## The task
Your answer must be the full set of entries, reproduced exactly.

(App and web page records)

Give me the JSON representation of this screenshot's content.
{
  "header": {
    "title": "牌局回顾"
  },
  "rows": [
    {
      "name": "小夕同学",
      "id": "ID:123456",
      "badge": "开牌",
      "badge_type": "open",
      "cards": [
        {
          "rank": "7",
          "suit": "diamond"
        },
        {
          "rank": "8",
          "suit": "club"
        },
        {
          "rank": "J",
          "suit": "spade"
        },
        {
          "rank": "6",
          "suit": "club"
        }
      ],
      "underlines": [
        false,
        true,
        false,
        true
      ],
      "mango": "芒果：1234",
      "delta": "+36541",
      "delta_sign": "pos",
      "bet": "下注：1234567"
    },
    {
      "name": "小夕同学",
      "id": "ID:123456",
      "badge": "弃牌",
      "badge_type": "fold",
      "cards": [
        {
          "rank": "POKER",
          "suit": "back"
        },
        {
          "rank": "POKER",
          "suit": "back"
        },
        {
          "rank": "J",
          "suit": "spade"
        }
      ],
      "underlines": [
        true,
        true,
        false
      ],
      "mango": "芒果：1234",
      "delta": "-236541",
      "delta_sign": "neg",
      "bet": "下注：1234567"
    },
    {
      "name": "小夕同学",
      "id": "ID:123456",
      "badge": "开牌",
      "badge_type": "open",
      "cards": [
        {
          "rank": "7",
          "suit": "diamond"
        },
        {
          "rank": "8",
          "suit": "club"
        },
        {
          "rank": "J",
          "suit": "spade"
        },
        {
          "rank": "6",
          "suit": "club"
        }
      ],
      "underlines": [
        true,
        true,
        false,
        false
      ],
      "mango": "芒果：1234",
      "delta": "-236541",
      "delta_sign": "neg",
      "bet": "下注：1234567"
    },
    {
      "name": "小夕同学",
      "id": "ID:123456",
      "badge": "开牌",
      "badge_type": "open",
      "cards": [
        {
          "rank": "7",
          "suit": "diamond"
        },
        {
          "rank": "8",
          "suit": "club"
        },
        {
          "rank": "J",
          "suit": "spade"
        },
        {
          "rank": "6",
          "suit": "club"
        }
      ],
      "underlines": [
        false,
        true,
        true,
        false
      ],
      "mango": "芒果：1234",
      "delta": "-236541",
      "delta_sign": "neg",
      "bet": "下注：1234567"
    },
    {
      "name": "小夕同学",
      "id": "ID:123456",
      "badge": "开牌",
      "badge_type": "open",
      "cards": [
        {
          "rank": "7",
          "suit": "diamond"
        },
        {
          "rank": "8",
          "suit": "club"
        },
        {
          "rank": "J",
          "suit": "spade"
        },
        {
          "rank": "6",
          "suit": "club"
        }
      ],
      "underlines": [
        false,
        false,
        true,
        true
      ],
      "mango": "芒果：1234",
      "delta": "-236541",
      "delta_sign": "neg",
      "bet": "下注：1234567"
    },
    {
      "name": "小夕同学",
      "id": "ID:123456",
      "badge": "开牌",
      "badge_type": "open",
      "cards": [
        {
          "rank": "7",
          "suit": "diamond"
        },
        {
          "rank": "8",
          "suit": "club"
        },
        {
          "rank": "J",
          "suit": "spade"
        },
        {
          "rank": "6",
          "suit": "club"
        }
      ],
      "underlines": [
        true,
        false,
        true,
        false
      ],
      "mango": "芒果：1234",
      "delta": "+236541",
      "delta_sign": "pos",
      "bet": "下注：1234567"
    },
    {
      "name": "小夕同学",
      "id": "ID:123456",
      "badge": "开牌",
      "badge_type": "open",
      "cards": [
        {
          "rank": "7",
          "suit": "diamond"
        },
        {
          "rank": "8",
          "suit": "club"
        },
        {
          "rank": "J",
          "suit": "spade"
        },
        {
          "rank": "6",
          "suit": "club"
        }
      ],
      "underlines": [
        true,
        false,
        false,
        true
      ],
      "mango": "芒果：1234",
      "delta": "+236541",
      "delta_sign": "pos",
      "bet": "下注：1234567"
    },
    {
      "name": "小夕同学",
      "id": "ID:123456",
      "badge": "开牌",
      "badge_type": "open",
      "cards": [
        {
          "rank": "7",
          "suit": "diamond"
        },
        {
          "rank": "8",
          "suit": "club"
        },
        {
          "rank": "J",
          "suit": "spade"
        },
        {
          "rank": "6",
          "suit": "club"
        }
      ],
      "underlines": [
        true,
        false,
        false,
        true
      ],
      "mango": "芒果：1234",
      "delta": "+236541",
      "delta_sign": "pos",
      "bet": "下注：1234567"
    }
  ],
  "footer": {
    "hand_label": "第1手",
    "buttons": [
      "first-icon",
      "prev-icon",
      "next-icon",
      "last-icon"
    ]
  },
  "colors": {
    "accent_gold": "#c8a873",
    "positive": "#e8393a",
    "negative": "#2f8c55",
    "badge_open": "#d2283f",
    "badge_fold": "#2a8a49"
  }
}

## Exercise output
Give me the JSON representation of this screenshot's content.
{
  "header": {
    "title": "牌局回顾"
  },
  "rows": [
    {
      "name": "小夕同学",
      "id": "ID:123456",
      "badge": "开牌",
      "badge_type": "open",
      "cards": [
        {
          "rank": "7",
          "suit": "diamond"
        },
        {
          "rank": "8",
          "suit": "club"
        },
        {
          "rank": "J",
          "suit": "spade"
        },
        {
          "rank": "6",
          "suit": "club"
        }
      ],
      "underlines": [
        false,
        true,
        false,
        true
      ],
      "mango": "芒果：1234",
      "delta": "+36541",
      "delta_sign": "pos",
      "bet": "下注：1234567"
    },
    {
      "name": "小夕同学",
      "id": "ID:123456",
      "badge": "弃牌",
      "badge_type": "fold",
      "cards": [
        {
          "rank": "POKER",
          "suit": "back"
        },
        {
          "rank": "POKER",
          "suit": "back"
        },
        {
          "rank": "J",
          "suit": "spade"
        }
      ],
      "underlines": [
        true,
        true,
        false
      ],
      "mango": "芒果：1234",
      "delta": "-236541",
      "delta_sign": "neg",
      "bet": "下注：1234567"
    },
    {
      "name": "小夕同学",
      "id": "ID:123456",
      "badge": "开牌",
      "badge_type": "open",
      "cards": [
        {
          "rank": "7",
          "suit": "diamond"
        },
        {
          "rank": "8",
          "suit": "club"
        },
        {
          "rank": "J",
          "suit": "spade"
        },
        {
          "rank": "6",
          "suit": "club"
        }
      ],
      "underlines": [
        true,
        true,
        false,
        false
      ],
      "mango": "芒果：1234",
      "delta": "-236541",
      "delta_sign": "neg",
      "bet": "下注：1234567"
    },
    {
      "name": "小夕同学",
      "id": "ID:123456",
      "badge": "开牌",
      "badge_type": "open",
      "cards": [
        {
          "rank": "7",
          "suit": "diamond"
        },
        {
          "rank": "8",
          "suit": "club"
        },
        {
          "rank": "J",
          "suit": "spade"
        },
        {
          "rank": "6",
          "suit": "club"
        }
      ],
      "underlines": [
        false,
        true,
        true,
        false
      ],
      "mango": "芒果：1234",
      "delta": "-236541",
      "delta_sign": "neg",
      "bet": "下注：1234567"
    },
    {
      "name": "小夕同学",
      "id": "ID:123456",
      "badge": "开牌",
      "badge_type": "open",
      "cards": [
        {
          "rank": "7",
          "suit": "diamond"
        },
        {
          "rank": "8",
          "suit": "club"
        },
        {
          "rank": "J",
          "suit": "spade"
        },
        {
          "rank": "6",
          "suit": "club"
        }
      ],
      "underlines": [
        false,
        false,
        true,
        true
      ],
      "mango": "芒果：1234",
      "delta": "-236541",
      "delta_sign": "neg",
      "bet": "下注：1234567"
    },
    {
      "name": "小夕同学",
      "id": "ID:123456",
      "badge": "开牌",
      "badge_type": "open",
      "cards": [
        {
          "rank": "7",
          "suit": "diamond"
        },
        {
          "rank": "8",
          "suit": "club"
        },
        {
          "rank": "J",
          "suit": "spade"
        },
        {
          "rank": "6",
          "suit": "club"
        }
      ],
      "underlines": [
        true,
        false,
        true,
        false
      ],
      "mango": "芒果：1234",
      "delta": "+236541",
      "delta_sign": "pos",
      "bet": "下注：1234567"
    },
    {
      "name": "小夕同学",
      "id": "ID:123456",
      "badge": "开牌",
      "badge_type": "open",
      "cards": [
        {
          "rank": "7",
          "suit": "diamond"
        },
        {
          "rank": "8",
          "suit": "club"
        },
        {
          "rank": "J",
          "suit": "spade"
        },
        {
          "rank": "6",
          "suit": "club"
        }
      ],
      "underlines": [
        true,
        false,
        false,
        true
      ],
      "mango": "芒果：1234",
      "delta": "+236541",
      "delta_sign": "pos",
      "bet": "下注：1234567"
    },
    {
      "name": "小夕同学",
      "id": "ID:123456",
      "badge": "开牌",
      "badge_type": "open",
      "cards": [
        {
          "rank": "7",
          "suit": "diamond"
        },
        {
          "rank": "8",
          "suit": "club"
        },
        {
          "rank": "J",
          "suit": "spade"
        },
        {
          "rank": "6",
          "suit": "club"
        }
      ],
      "underlines": [
        true,
        false,
        false,
        true
      ],
      "mango": "芒果：1234",
      "delta": "+236541",
      "delta_sign": "pos",
      "bet": "下注：1234567"
    }
  ],
  "footer": {
    "hand_label": "第1手",
    "buttons": [
      "first-icon",
      "prev-icon",
      "next-icon",
      "last-icon"
    ]
  },
  "colors": {
    "accent_gold": "#c8a873",
    "positive": "#e8393a",
    "negative": "#2f8c55",
    "badge_open": "#d2283f",
    "badge_fold": "#2a8a49"
  }
}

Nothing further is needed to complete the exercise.